"'Almost' isn't good enough, because it is within 'almost' that vagueness and uncertainty lurk," Henze wrote in his motion to dismiss back in June.

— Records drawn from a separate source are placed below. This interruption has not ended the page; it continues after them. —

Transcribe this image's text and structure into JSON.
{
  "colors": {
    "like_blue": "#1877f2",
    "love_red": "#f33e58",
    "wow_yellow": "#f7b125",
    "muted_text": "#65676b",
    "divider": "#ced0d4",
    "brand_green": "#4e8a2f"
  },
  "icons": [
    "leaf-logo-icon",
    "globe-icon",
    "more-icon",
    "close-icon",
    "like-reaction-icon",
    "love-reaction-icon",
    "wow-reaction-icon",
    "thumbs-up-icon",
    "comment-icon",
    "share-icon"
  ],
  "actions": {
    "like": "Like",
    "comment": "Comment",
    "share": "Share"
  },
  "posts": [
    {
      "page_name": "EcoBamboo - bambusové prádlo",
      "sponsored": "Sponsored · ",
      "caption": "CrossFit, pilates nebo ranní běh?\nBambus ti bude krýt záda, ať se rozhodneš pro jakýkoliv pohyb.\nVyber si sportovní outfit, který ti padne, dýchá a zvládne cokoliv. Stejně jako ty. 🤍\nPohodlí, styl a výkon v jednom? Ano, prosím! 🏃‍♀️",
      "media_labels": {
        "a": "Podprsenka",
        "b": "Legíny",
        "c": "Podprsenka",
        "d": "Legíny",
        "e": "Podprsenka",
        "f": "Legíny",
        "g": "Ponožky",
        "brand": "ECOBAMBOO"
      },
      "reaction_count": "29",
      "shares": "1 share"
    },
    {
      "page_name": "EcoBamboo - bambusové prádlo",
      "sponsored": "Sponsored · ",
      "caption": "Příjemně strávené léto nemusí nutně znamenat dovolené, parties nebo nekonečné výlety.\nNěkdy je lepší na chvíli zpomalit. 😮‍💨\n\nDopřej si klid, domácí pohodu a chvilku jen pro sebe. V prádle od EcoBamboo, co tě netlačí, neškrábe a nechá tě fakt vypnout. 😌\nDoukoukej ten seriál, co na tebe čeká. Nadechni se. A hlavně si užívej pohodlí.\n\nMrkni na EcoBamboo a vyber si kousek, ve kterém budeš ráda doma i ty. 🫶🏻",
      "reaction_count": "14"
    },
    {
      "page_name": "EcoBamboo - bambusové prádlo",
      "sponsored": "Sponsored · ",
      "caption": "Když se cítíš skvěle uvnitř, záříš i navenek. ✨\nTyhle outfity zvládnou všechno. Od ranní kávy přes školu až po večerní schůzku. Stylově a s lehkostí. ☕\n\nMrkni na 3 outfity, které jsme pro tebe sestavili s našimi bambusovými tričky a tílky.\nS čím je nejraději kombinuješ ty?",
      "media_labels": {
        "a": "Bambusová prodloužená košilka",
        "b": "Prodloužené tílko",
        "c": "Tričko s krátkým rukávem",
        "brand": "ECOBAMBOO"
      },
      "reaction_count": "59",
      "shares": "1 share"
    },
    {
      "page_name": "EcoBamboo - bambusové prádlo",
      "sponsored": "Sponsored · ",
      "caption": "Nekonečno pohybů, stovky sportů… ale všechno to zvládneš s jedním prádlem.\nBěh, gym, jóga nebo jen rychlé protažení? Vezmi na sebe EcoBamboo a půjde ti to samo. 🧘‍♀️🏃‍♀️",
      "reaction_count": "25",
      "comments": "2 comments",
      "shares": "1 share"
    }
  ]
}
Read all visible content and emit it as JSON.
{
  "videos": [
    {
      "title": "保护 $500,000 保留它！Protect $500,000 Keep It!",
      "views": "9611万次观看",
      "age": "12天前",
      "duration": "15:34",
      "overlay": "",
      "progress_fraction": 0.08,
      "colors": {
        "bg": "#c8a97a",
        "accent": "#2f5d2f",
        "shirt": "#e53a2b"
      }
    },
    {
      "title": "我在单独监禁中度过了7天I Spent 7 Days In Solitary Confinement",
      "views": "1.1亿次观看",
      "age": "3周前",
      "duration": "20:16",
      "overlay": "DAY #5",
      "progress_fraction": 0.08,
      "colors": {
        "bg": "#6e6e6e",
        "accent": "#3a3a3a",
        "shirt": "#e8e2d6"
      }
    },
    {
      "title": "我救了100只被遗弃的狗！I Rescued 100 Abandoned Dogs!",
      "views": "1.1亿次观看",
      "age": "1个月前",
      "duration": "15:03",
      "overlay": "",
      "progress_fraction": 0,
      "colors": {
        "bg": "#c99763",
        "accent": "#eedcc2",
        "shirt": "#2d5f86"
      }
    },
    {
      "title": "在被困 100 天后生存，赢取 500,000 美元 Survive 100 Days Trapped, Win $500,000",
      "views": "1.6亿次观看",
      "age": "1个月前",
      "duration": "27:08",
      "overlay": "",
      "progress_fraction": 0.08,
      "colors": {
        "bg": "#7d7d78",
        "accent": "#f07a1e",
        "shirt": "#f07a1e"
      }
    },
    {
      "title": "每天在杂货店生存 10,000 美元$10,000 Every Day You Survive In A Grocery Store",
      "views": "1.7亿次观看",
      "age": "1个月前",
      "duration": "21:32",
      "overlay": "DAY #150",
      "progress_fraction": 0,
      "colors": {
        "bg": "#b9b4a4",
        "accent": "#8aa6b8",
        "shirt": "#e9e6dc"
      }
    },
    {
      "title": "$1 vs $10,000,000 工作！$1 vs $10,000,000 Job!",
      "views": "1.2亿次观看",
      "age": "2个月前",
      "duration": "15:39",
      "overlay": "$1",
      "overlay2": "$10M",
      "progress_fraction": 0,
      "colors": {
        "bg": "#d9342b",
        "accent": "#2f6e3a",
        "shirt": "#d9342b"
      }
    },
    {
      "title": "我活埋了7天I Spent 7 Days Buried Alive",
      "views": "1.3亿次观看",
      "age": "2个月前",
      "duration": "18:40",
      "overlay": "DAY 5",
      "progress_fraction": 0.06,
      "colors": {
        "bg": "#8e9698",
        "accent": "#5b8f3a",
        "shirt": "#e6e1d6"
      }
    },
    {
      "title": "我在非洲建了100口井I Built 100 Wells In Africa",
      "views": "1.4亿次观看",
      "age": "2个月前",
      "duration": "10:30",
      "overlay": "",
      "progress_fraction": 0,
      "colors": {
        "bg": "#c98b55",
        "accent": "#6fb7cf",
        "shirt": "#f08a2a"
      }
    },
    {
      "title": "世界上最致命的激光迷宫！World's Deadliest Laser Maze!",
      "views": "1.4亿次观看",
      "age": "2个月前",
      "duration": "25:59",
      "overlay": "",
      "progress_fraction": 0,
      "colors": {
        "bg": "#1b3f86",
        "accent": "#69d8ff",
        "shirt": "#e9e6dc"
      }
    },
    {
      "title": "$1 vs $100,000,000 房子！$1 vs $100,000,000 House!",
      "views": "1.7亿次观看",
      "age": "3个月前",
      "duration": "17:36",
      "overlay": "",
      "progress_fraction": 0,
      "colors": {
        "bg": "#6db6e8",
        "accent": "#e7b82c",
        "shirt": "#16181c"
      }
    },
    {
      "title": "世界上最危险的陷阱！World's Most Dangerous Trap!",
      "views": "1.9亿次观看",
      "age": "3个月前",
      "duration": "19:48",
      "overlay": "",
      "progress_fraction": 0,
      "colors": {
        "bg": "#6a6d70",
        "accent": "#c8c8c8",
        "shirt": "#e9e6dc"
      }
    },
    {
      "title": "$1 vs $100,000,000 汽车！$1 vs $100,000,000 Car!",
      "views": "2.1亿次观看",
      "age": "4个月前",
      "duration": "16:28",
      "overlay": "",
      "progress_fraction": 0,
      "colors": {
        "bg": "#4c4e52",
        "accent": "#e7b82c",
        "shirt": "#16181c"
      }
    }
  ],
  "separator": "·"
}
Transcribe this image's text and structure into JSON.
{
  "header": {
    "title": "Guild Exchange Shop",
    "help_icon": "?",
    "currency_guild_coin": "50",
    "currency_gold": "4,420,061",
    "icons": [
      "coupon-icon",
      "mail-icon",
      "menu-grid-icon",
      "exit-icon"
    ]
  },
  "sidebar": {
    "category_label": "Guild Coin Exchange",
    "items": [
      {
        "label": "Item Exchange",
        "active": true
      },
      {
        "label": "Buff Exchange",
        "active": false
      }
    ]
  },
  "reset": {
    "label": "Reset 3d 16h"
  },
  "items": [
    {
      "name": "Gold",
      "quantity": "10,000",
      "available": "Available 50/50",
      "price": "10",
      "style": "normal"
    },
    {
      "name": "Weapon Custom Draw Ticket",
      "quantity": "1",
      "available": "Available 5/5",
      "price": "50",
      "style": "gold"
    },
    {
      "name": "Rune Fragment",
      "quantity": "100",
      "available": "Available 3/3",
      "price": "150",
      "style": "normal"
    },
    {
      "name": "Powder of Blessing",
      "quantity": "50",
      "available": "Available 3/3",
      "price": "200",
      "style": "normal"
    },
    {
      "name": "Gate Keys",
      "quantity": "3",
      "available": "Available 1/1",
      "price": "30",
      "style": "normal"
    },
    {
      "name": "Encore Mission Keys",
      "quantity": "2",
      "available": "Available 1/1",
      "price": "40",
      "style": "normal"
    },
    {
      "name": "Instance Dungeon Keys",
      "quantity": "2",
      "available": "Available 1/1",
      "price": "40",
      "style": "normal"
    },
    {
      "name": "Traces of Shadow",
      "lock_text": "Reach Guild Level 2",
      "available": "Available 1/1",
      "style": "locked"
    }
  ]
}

UPDATE: Exactly how many counts are left? Honestly, we're not sure. Channel 15 (KNXV-TV) noted back in May that four counts had been dismissed. And the East Valley Tribune reported a few minutes ago that 52 of 117 counts had been dismissed. (As far our math-challenged brain can add, 51 counts were dismissed).